Exercise directions ::
Copy out, from the entries below, each line that holds the string "Please".

Data to use ::
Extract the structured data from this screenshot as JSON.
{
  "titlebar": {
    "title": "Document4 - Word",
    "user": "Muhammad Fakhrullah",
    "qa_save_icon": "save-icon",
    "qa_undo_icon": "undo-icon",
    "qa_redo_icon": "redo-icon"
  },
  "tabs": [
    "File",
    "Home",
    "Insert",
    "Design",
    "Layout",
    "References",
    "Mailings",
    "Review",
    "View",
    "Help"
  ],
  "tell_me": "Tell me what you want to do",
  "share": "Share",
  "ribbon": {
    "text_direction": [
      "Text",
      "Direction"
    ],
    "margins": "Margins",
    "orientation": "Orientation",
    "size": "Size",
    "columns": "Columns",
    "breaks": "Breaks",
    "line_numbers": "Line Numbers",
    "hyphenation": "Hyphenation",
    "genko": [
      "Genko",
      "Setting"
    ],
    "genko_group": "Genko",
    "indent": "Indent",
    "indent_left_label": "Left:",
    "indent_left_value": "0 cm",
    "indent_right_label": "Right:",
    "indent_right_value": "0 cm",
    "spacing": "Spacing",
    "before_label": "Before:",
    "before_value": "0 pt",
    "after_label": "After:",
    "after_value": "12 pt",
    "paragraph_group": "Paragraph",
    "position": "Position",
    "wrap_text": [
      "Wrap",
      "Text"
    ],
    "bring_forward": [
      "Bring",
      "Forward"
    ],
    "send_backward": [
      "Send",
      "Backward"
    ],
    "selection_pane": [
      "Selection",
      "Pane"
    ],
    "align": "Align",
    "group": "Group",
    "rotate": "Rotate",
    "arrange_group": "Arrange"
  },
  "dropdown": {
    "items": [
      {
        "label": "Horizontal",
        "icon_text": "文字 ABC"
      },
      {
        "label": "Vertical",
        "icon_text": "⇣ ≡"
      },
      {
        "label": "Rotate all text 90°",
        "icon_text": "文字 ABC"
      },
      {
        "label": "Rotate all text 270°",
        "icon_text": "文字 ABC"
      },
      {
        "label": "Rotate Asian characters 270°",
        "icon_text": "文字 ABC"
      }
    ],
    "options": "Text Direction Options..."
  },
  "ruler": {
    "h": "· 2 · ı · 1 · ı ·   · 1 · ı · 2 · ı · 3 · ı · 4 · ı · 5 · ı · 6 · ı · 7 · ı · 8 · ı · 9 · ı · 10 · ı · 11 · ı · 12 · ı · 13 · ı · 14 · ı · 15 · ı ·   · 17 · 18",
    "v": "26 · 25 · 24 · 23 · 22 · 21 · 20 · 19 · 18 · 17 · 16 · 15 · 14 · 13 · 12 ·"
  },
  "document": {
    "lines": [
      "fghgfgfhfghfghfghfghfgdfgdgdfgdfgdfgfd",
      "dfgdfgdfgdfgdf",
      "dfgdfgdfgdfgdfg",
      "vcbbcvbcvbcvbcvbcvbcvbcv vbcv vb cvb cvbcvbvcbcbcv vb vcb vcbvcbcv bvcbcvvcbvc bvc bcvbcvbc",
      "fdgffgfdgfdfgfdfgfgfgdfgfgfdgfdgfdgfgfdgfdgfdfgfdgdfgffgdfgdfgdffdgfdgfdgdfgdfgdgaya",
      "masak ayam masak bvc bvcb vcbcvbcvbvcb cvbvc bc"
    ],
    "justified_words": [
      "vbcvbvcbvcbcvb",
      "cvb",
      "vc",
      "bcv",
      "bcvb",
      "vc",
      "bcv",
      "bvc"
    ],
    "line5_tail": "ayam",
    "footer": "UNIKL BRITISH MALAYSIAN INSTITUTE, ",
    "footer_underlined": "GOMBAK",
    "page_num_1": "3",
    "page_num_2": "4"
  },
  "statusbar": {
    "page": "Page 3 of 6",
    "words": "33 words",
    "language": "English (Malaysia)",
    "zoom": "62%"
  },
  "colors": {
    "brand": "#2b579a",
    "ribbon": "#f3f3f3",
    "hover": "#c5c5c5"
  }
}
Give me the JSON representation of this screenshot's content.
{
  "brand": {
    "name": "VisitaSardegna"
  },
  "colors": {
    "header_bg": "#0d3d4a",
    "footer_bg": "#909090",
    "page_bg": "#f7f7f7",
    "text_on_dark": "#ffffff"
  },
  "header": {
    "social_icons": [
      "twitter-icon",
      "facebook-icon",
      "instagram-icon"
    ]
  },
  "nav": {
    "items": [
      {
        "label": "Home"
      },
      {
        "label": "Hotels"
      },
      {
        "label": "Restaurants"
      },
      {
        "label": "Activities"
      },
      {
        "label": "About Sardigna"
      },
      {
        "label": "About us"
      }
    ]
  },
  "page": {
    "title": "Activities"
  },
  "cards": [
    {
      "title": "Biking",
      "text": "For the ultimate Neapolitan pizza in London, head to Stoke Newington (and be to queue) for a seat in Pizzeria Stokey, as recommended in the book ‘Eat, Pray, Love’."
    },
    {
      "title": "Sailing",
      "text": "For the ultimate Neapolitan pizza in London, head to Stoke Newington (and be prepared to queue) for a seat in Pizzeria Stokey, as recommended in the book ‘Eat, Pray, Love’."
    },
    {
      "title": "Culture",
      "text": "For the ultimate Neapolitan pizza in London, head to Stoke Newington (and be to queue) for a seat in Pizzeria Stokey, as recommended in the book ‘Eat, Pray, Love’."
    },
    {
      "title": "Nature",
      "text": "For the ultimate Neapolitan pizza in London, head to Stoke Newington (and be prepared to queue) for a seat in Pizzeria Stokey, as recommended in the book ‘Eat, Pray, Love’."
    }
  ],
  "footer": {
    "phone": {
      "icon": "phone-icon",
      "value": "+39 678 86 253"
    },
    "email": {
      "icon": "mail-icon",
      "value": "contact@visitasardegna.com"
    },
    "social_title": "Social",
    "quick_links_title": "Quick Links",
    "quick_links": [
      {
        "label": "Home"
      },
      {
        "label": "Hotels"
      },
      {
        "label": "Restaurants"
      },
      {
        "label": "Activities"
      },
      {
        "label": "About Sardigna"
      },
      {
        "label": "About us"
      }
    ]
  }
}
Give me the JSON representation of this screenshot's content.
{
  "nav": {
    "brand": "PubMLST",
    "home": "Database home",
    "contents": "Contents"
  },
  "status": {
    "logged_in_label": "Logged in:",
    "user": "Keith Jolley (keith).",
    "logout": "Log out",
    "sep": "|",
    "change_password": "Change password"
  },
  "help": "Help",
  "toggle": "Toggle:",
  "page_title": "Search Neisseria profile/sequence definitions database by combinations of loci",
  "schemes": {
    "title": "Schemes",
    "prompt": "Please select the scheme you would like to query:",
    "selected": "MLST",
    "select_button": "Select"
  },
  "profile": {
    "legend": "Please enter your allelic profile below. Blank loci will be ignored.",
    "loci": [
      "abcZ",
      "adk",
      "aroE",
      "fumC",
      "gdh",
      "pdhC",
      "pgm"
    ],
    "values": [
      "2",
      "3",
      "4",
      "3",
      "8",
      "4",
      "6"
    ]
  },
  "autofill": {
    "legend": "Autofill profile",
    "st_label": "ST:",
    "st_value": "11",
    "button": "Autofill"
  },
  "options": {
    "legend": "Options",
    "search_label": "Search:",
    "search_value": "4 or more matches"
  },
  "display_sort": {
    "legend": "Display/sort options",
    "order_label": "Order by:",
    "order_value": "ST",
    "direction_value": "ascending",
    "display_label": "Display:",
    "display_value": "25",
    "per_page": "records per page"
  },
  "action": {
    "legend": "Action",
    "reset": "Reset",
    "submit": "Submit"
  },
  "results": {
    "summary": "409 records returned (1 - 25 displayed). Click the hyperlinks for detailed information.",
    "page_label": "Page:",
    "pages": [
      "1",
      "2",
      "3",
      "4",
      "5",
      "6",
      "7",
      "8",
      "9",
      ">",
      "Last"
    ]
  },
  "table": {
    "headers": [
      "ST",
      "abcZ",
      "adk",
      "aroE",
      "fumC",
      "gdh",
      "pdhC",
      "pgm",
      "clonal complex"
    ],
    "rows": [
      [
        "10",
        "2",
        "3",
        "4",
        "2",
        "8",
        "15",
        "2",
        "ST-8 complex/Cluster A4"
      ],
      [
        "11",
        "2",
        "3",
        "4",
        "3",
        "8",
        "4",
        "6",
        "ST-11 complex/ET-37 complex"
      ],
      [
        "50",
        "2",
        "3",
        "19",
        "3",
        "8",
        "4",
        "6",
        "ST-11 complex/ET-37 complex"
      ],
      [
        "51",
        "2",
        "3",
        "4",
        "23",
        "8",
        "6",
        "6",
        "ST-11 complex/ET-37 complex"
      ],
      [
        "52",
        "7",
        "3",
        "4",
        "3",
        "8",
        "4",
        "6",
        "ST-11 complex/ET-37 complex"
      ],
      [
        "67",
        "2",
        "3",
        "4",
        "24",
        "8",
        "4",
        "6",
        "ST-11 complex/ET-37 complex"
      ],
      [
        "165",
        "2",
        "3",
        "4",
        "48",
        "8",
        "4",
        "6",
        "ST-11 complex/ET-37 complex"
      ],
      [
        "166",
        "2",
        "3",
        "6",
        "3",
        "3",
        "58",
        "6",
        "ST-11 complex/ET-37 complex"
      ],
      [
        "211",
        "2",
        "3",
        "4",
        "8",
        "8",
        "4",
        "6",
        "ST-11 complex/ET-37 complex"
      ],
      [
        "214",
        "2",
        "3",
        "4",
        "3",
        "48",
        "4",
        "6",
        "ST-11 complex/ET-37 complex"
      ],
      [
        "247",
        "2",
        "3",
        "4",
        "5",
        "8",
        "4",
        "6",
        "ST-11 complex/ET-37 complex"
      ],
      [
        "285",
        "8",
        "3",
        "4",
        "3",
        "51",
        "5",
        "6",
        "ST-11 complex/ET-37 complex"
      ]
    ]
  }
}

Response below ::
    "prompt": "Please select the scheme you would like to query:",
    "legend": "Please enter your allelic profile below. Blank loci will be ignored.",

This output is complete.